Half of the Klitschko Brothers duo that includes younger brother and fellow world champion Wladimir, the 40-year-old Vitaliy has been quoted by the BBC as saying that "holding a political office and being heavyweight champion at the same time are not compatible."
He adds that he will "decide on the future of my sporting career" after Ukraine's parliamentary elections, slated for October 28.
Ukraine's highly personal brand of politics -- prone to the kind of acrimony that compromised the legacy of the Orange Revolution and sparks brawls in the aisles of parliament -- can look a lot like more like the proverbial knife fight than a boxing match.
Witness the hail of eggs, smokebombs, and fists over the fate of Russia's Black Sea Fleet in April 2010:
Then more recently there was the fistfight between lawmakers in May 2012 over a language bill:
I'm sure I'm missing other melees.

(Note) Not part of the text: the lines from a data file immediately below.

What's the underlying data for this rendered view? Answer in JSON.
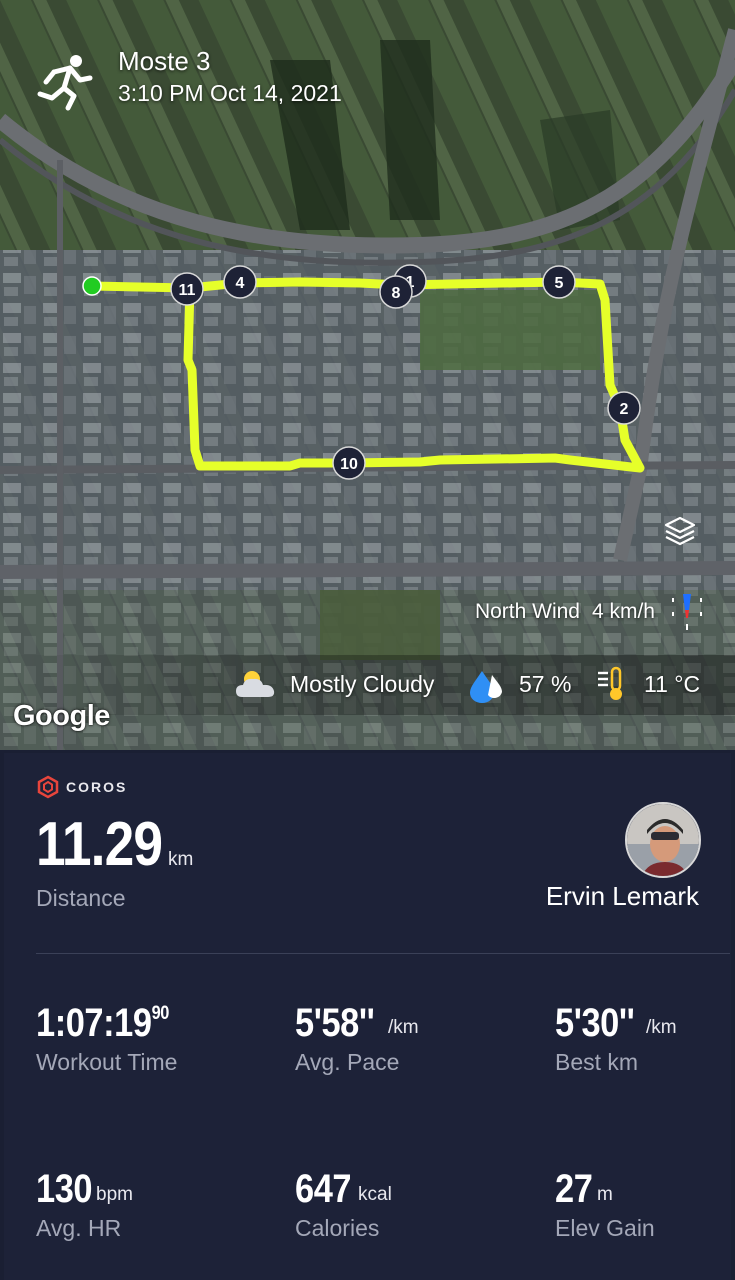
{
  "activity": {
    "title": "Moste 3",
    "datetime": "3:10 PM Oct 14, 2021",
    "icon": "runner-icon"
  },
  "map": {
    "provider_logo": "Google",
    "route_color": "#e6ff2a",
    "start_color": "#22cc22",
    "markers": [
      "11",
      "4",
      "1",
      "8",
      "5",
      "2",
      "10"
    ],
    "wind": {
      "label": "North Wind",
      "value": "4 km/h"
    },
    "weather": {
      "condition": "Mostly Cloudy",
      "humidity": "57 %",
      "temperature": "11 °C"
    }
  },
  "panel": {
    "brand": "COROS",
    "brand_color": "#e8453c",
    "user_name": "Ervin Lemark",
    "distance": {
      "value": "11.29",
      "unit": "km",
      "label": "Distance"
    },
    "stats": {
      "workout_time": {
        "value": "1:07:19",
        "fraction": "90",
        "label": "Workout Time"
      },
      "avg_pace": {
        "value": "5'58''",
        "unit": "/km",
        "label": "Avg. Pace"
      },
      "best_km": {
        "value": "5'30''",
        "unit": "/km",
        "label": "Best km"
      },
      "avg_hr": {
        "value": "130",
        "unit": "bpm",
        "label": "Avg. HR"
      },
      "calories": {
        "value": "647",
        "unit": "kcal",
        "label": "Calories"
      },
      "elev_gain": {
        "value": "27",
        "unit": "m",
        "label": "Elev Gain"
      }
    }
  }
}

But the rough-and-tumble of Ukrainian politics is nothing new to Klitschko, dubbed "Dr. Ironfist" by boxing aficionados thanks to his doctorate. In 2006, he won a seat on the Kyiv city council and took over the leadership of a local political alliance that eventually morphed into his Ukrainian Democratic Alliance for Reform (known by the acronym UDAR, which is Ukrainian for "punch"). Two years later, he attracted nearly one in five votes in a mayoral election that he lost to on-again, off-again incumbent Leonid Chernovetskyy.

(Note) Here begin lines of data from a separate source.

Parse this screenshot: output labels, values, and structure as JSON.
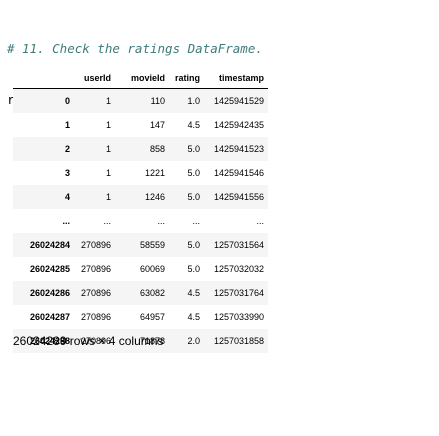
{
  "code": {
    "comment": "# 11. Check the ratings DataFrame.",
    "line": "ratings"
  },
  "table": {
    "columns": [
      "userId",
      "movieId",
      "rating",
      "timestamp"
    ],
    "rows": [
      {
        "index": "0",
        "cells": [
          "1",
          "110",
          "1.0",
          "1425941529"
        ]
      },
      {
        "index": "1",
        "cells": [
          "1",
          "147",
          "4.5",
          "1425942435"
        ]
      },
      {
        "index": "2",
        "cells": [
          "1",
          "858",
          "5.0",
          "1425941523"
        ]
      },
      {
        "index": "3",
        "cells": [
          "1",
          "1221",
          "5.0",
          "1425941546"
        ]
      },
      {
        "index": "4",
        "cells": [
          "1",
          "1246",
          "5.0",
          "1425941556"
        ]
      },
      {
        "index": "...",
        "cells": [
          "...",
          "...",
          "...",
          "..."
        ]
      },
      {
        "index": "26024284",
        "cells": [
          "270896",
          "58559",
          "5.0",
          "1257031564"
        ]
      },
      {
        "index": "26024285",
        "cells": [
          "270896",
          "60069",
          "5.0",
          "1257032032"
        ]
      },
      {
        "index": "26024286",
        "cells": [
          "270896",
          "63082",
          "4.5",
          "1257031764"
        ]
      },
      {
        "index": "26024287",
        "cells": [
          "270896",
          "64957",
          "4.5",
          "1257033990"
        ]
      },
      {
        "index": "26024288",
        "cells": [
          "270896",
          "71878",
          "2.0",
          "1257031858"
        ]
      }
    ]
  },
  "summary": "26024289 rows × 4 columns"
}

Pundits suggest UDAR is likely to clear the threshold for parliament and, in fact, could fare well in the voting in nearly four months' time -- even beyond the capital. A late-May poll by the Kyiv International Institute of Sociology indicated strong support for Klitschko's party, placing it third behind the Party of Regions and All-Ukrainian Union–Fatherland.
"The Day," an online Ukrainian website, has quoted Ukrainian sociologist Yevhen Holovakha as saying that Klitschko and UDAR stand to gain considerably from voter frustration. He even goes so far as to say that "Klitschko will make or break the next parliament," adding, "It imposes responsibility on him and his team."

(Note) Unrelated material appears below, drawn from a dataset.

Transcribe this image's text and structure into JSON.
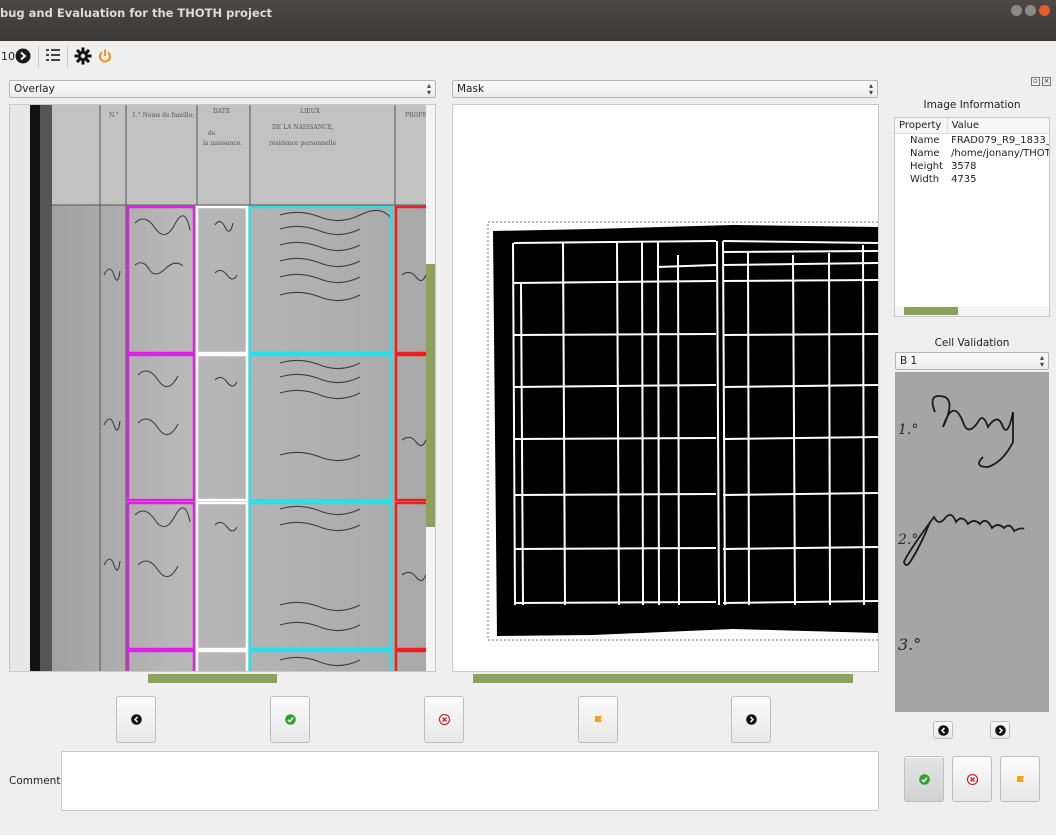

Klitschko's admirers in the West clearly extend beyond ringside, too. His appearance in November in the halls of power in Brussels sent European Union officials scurrying for their cameras and autograph books. The champ even demonstrated a deft diplomatic touch in blowing off Enlargement Commissioner Stefan Fuele's request for a mock photo with both men on their guard, saying he "doesn't fight friends."
Klitschko's potential farewell fight is scheduled for September 8 in Moscow, incidentally, where pro-Western critics of President Viktor Yanukovych complain that too much influence over Ukrainian politics already lies.
Don't be surprised to see many in the West in Klitschko's corner less than two months later, when he goes toe-to-toe with the rest of the Ukrainian political establishment.
-- Andy Heil